Public Health Relevance

NIDA estimates that drug use, abuse and addiction contribute to the death of more than 100,000 Americans annually and are associated with harms to individuals, families and society, resulting in a cost of nearly 200 billion dollars per year. The nation needs a workforce equipped to impact the modifiable risk and protective factors for addiction, particularly among vulnerable and minority populations. TranSTAR aims to train future addictions researchers to work across disciplinary boundaries, to produce translatable research that will inform services to, treatment of, clinical correlates of and policies affecting populations vulnerable to substance use disorders and co-occurring and comorbid conditions.
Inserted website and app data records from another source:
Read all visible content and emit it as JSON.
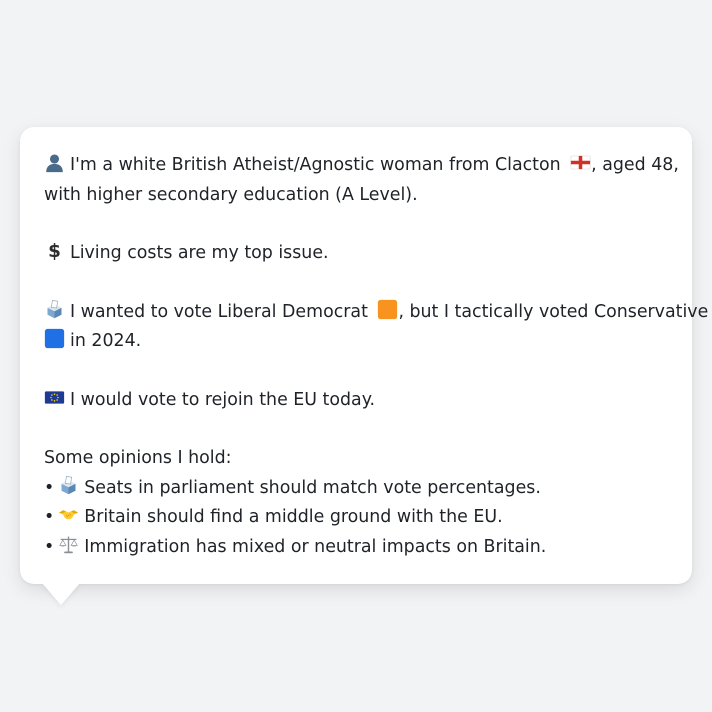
{
  "profile": {
    "identity_pre": "I'm a white British Atheist/Agnostic woman from Clacton",
    "identity_post": ", aged 48,",
    "education": "with higher secondary education (A Level).",
    "issue": "Living costs are my top issue.",
    "vote_pre": "I wanted to vote Liberal Democrat",
    "vote_mid": ", but I tactically voted Conservative",
    "vote_post": "in 2024.",
    "eu": "I would vote to rejoin the EU today.",
    "opinions_heading": "Some opinions I hold:",
    "bullet_char": "•",
    "opinions": [
      "Seats in parliament should match vote percentages.",
      "Britain should find a middle ground with the EU.",
      "Immigration has mixed or neutral impacts on Britain."
    ]
  },
  "icons": {
    "person": "person-silhouette-icon",
    "england_flag": "england-flag-icon",
    "dollar": "heavy-dollar-sign-icon",
    "ballot": "ballot-box-icon",
    "lib_dem_square": "orange-square-icon",
    "conservative_square": "blue-square-icon",
    "eu_flag": "eu-flag-icon",
    "handshake": "handshake-icon",
    "scales": "balance-scale-icon"
  },
  "colors": {
    "page_background": "#f2f3f5",
    "card_background": "#ffffff",
    "text": "#1f2328",
    "lib_dem_orange": "#f7931e",
    "conservative_blue": "#1f6fe5",
    "eu_blue": "#1f3a93",
    "england_red": "#d22f27"
  }
}
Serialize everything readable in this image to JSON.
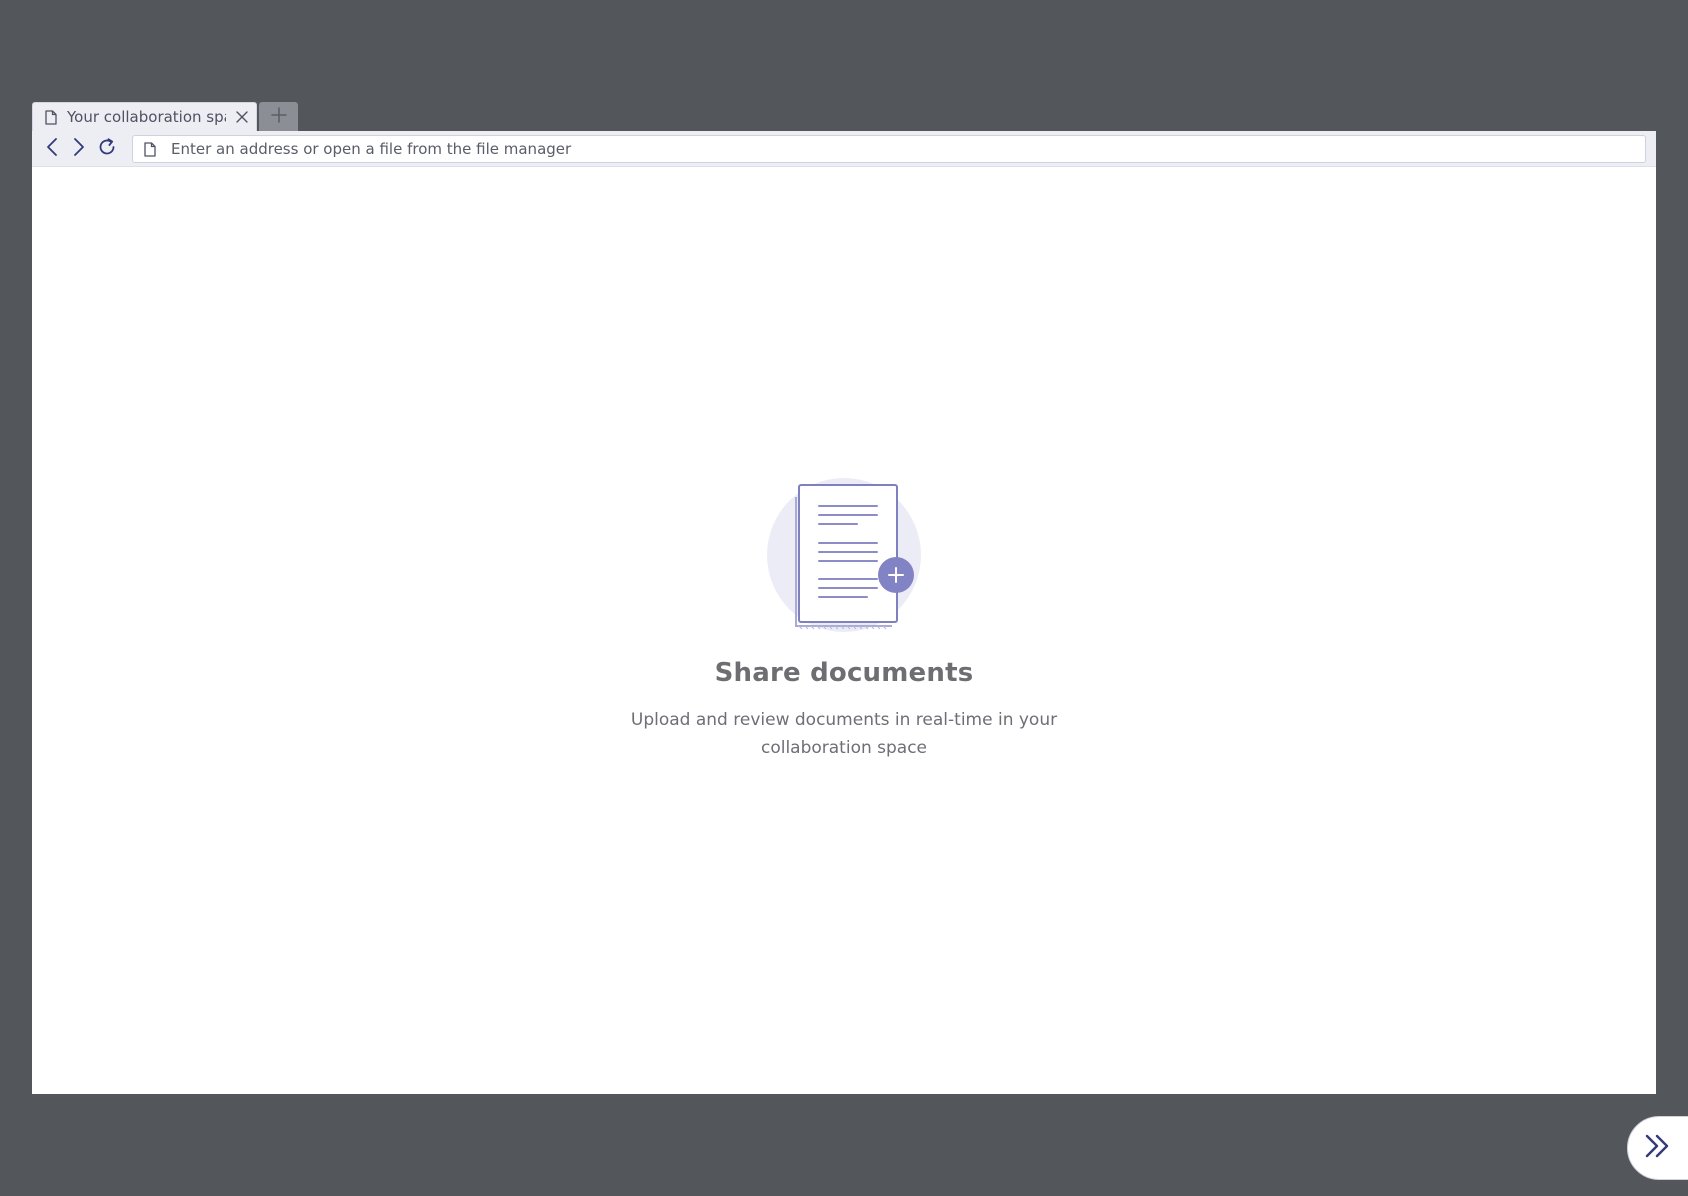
{
  "tab": {
    "title": "Your collaboration space",
    "icon": "document-icon",
    "close_icon": "close-icon"
  },
  "new_tab": {
    "icon": "plus-icon"
  },
  "toolbar": {
    "back_icon": "chevron-left-icon",
    "forward_icon": "chevron-right-icon",
    "reload_icon": "reload-icon",
    "address_placeholder": "Enter an address or open a file from the file manager",
    "address_value": ""
  },
  "empty_state": {
    "title": "Share documents",
    "description": "Upload and review documents in real-time in your collaboration space",
    "illustration": "document-add-illustration"
  },
  "expand_button": {
    "icon": "double-chevron-right-icon"
  },
  "colors": {
    "background": "#53575c",
    "chrome": "#eceef4",
    "accent": "#7f80bf",
    "nav_icon": "#323a7a",
    "illustration_circle": "#ececf6"
  }
}
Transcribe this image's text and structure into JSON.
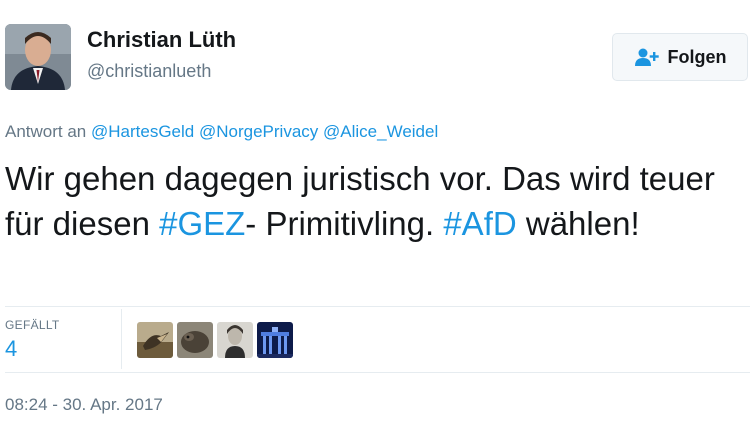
{
  "author": {
    "name": "Christian Lüth",
    "handle": "@christianlueth"
  },
  "follow_button": {
    "label": "Folgen",
    "icon": "add-user-icon"
  },
  "reply": {
    "prefix": "Antwort an",
    "mentions": [
      "@HartesGeld",
      "@NorgePrivacy",
      "@Alice_Weidel"
    ]
  },
  "tweet": {
    "text_part1": "Wir gehen dagegen juristisch vor. Das wird teuer für diesen ",
    "hashtag1": "#GEZ",
    "text_part2": "- Primitivling. ",
    "hashtag2": "#AfD",
    "text_part3": " wählen!"
  },
  "stats": {
    "likes_label": "GEFÄLLT",
    "likes_count": "4",
    "likers": [
      "bird-photo-avatar",
      "animal-photo-avatar",
      "portrait-photo-avatar",
      "brandenburg-gate-avatar"
    ]
  },
  "timestamp": "08:24 - 30. Apr. 2017",
  "colors": {
    "link": "#1b95e0",
    "secondary_text": "#657786",
    "primary_text": "#14171a",
    "divider": "#e6ecf0"
  }
}
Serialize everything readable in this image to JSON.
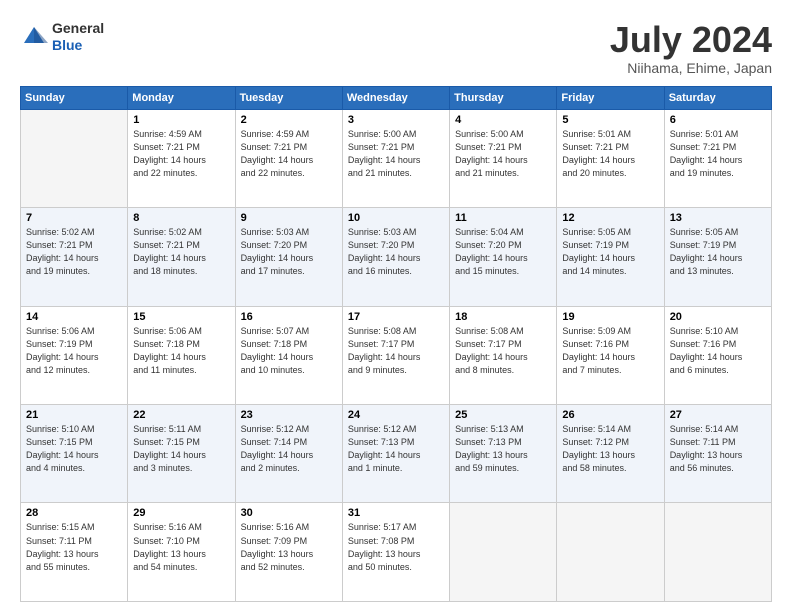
{
  "header": {
    "logo": {
      "line1": "General",
      "line2": "Blue"
    },
    "title": "July 2024",
    "location": "Niihama, Ehime, Japan"
  },
  "days_of_week": [
    "Sunday",
    "Monday",
    "Tuesday",
    "Wednesday",
    "Thursday",
    "Friday",
    "Saturday"
  ],
  "weeks": [
    [
      {
        "day": "",
        "info": ""
      },
      {
        "day": "1",
        "info": "Sunrise: 4:59 AM\nSunset: 7:21 PM\nDaylight: 14 hours\nand 22 minutes."
      },
      {
        "day": "2",
        "info": "Sunrise: 4:59 AM\nSunset: 7:21 PM\nDaylight: 14 hours\nand 22 minutes."
      },
      {
        "day": "3",
        "info": "Sunrise: 5:00 AM\nSunset: 7:21 PM\nDaylight: 14 hours\nand 21 minutes."
      },
      {
        "day": "4",
        "info": "Sunrise: 5:00 AM\nSunset: 7:21 PM\nDaylight: 14 hours\nand 21 minutes."
      },
      {
        "day": "5",
        "info": "Sunrise: 5:01 AM\nSunset: 7:21 PM\nDaylight: 14 hours\nand 20 minutes."
      },
      {
        "day": "6",
        "info": "Sunrise: 5:01 AM\nSunset: 7:21 PM\nDaylight: 14 hours\nand 19 minutes."
      }
    ],
    [
      {
        "day": "7",
        "info": "Sunrise: 5:02 AM\nSunset: 7:21 PM\nDaylight: 14 hours\nand 19 minutes."
      },
      {
        "day": "8",
        "info": "Sunrise: 5:02 AM\nSunset: 7:21 PM\nDaylight: 14 hours\nand 18 minutes."
      },
      {
        "day": "9",
        "info": "Sunrise: 5:03 AM\nSunset: 7:20 PM\nDaylight: 14 hours\nand 17 minutes."
      },
      {
        "day": "10",
        "info": "Sunrise: 5:03 AM\nSunset: 7:20 PM\nDaylight: 14 hours\nand 16 minutes."
      },
      {
        "day": "11",
        "info": "Sunrise: 5:04 AM\nSunset: 7:20 PM\nDaylight: 14 hours\nand 15 minutes."
      },
      {
        "day": "12",
        "info": "Sunrise: 5:05 AM\nSunset: 7:19 PM\nDaylight: 14 hours\nand 14 minutes."
      },
      {
        "day": "13",
        "info": "Sunrise: 5:05 AM\nSunset: 7:19 PM\nDaylight: 14 hours\nand 13 minutes."
      }
    ],
    [
      {
        "day": "14",
        "info": "Sunrise: 5:06 AM\nSunset: 7:19 PM\nDaylight: 14 hours\nand 12 minutes."
      },
      {
        "day": "15",
        "info": "Sunrise: 5:06 AM\nSunset: 7:18 PM\nDaylight: 14 hours\nand 11 minutes."
      },
      {
        "day": "16",
        "info": "Sunrise: 5:07 AM\nSunset: 7:18 PM\nDaylight: 14 hours\nand 10 minutes."
      },
      {
        "day": "17",
        "info": "Sunrise: 5:08 AM\nSunset: 7:17 PM\nDaylight: 14 hours\nand 9 minutes."
      },
      {
        "day": "18",
        "info": "Sunrise: 5:08 AM\nSunset: 7:17 PM\nDaylight: 14 hours\nand 8 minutes."
      },
      {
        "day": "19",
        "info": "Sunrise: 5:09 AM\nSunset: 7:16 PM\nDaylight: 14 hours\nand 7 minutes."
      },
      {
        "day": "20",
        "info": "Sunrise: 5:10 AM\nSunset: 7:16 PM\nDaylight: 14 hours\nand 6 minutes."
      }
    ],
    [
      {
        "day": "21",
        "info": "Sunrise: 5:10 AM\nSunset: 7:15 PM\nDaylight: 14 hours\nand 4 minutes."
      },
      {
        "day": "22",
        "info": "Sunrise: 5:11 AM\nSunset: 7:15 PM\nDaylight: 14 hours\nand 3 minutes."
      },
      {
        "day": "23",
        "info": "Sunrise: 5:12 AM\nSunset: 7:14 PM\nDaylight: 14 hours\nand 2 minutes."
      },
      {
        "day": "24",
        "info": "Sunrise: 5:12 AM\nSunset: 7:13 PM\nDaylight: 14 hours\nand 1 minute."
      },
      {
        "day": "25",
        "info": "Sunrise: 5:13 AM\nSunset: 7:13 PM\nDaylight: 13 hours\nand 59 minutes."
      },
      {
        "day": "26",
        "info": "Sunrise: 5:14 AM\nSunset: 7:12 PM\nDaylight: 13 hours\nand 58 minutes."
      },
      {
        "day": "27",
        "info": "Sunrise: 5:14 AM\nSunset: 7:11 PM\nDaylight: 13 hours\nand 56 minutes."
      }
    ],
    [
      {
        "day": "28",
        "info": "Sunrise: 5:15 AM\nSunset: 7:11 PM\nDaylight: 13 hours\nand 55 minutes."
      },
      {
        "day": "29",
        "info": "Sunrise: 5:16 AM\nSunset: 7:10 PM\nDaylight: 13 hours\nand 54 minutes."
      },
      {
        "day": "30",
        "info": "Sunrise: 5:16 AM\nSunset: 7:09 PM\nDaylight: 13 hours\nand 52 minutes."
      },
      {
        "day": "31",
        "info": "Sunrise: 5:17 AM\nSunset: 7:08 PM\nDaylight: 13 hours\nand 50 minutes."
      },
      {
        "day": "",
        "info": ""
      },
      {
        "day": "",
        "info": ""
      },
      {
        "day": "",
        "info": ""
      }
    ]
  ]
}
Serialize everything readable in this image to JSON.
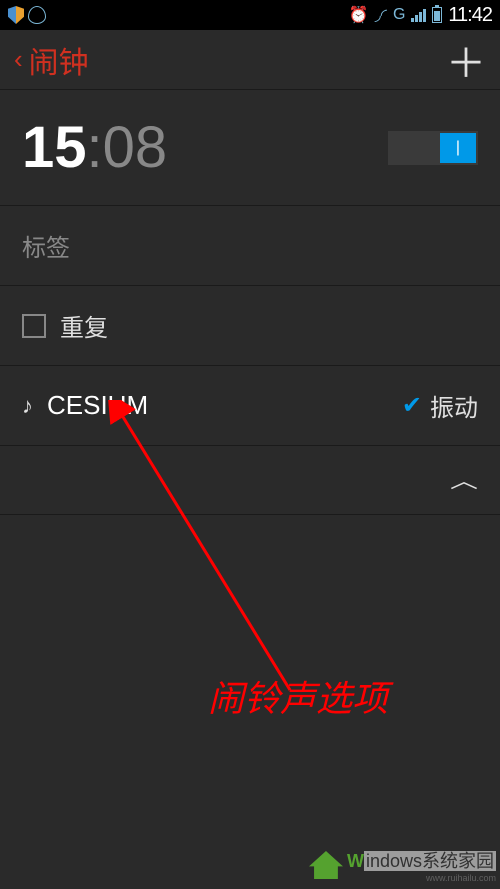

National Institute of Health (NIH)
National Institute on Drug Abuse (NIDA)
Institutional National Research Service Award (T32)
Project #
Application #
Study Section
Special Emphasis Panel (ZDA1)
Program Officer
Duffy, Sarah Q
Project Start
Project End
Budget Start
Budget End
Support Year
Fiscal Year
Total Cost
Indirect Cost
Washington University
Schools of Social Welfare/Work
Saint Louis
United States
Zip Code
Sartor, Carolyn E; Bachrach, Rachel L; Stepp, Stephanie D et al. (2018) The relationship between childhood trauma and alcohol use initiation in Black and White adolescent girls: considering socioeconomic status and neighborhood factors. Soc Psychiatry Psychiatr Epidemiol 53:21-30
Sewell, Whitney C; Blankenship, Stephanie A (2018) Perceived HIV risk as a predictor of sexual risk behaviors and discrimination among high-risk women. AIDS Care :1-6
Muenks, Carol E; Sewell, Whitney C; Hogan, Patrick G et al. (2018) Methicillin-Resistant Staphylococcus aureus: The Effects Are More Than Skin Deep. J Pediatr 199:158-165
Bender, Annah K; Bucholz, Kathleen K; Heath, Andrew C et al. (2018) Comparison of Characteristics of Female Drivers with Single and Multiple DUI Convictions. Alcohol Clin Exp Res 42:646-653
Hudson, Darrell L; Eaton, Jake; Banks, Andrae et al. (2018) ""Down in the Sewers"": Perceptions of Depression and Depression Care Among African American Men. Am J Mens Health 12:126-137
Sartor, Carolyn E; Grant, Julia D; Few, Lauren R et al. (2018) Childhood Trauma and Two Stages of Alcohol Use in African American and European American Women: Findings from a Female Twin Sample. Prev Sci 19:795-804
Werner, Kimberly B; Cunningham-Williams, Renee M; Sewell, Whitney et al. (2018) The Impact of Traumatic Experiences on Risky Sexual Behaviors in Black and White Young Adult Women. Womens Health Issues 28:421-429
Bender, Annah K; Chalise, Nishesh (2018) Differentiating perceptions of intimate partner violence in Nepal. Int Soc Work 61:79-92
Ahuja, Manik; Cunningham-Williams, Renee; Werner, Kimberly B et al. (2018) Risk Factors Associated With Gambling Involvement among a National Sample of African American and European American Young Adults. J Subst Abus Alcohol 6:
Bender, Annah K (2017) Ethics, Methods, and Measures in Intimate Partner Violence Research: The Current State of the Field. Violence Against Women 23:1382-1413

Showing the most recent 10 out of 65 publications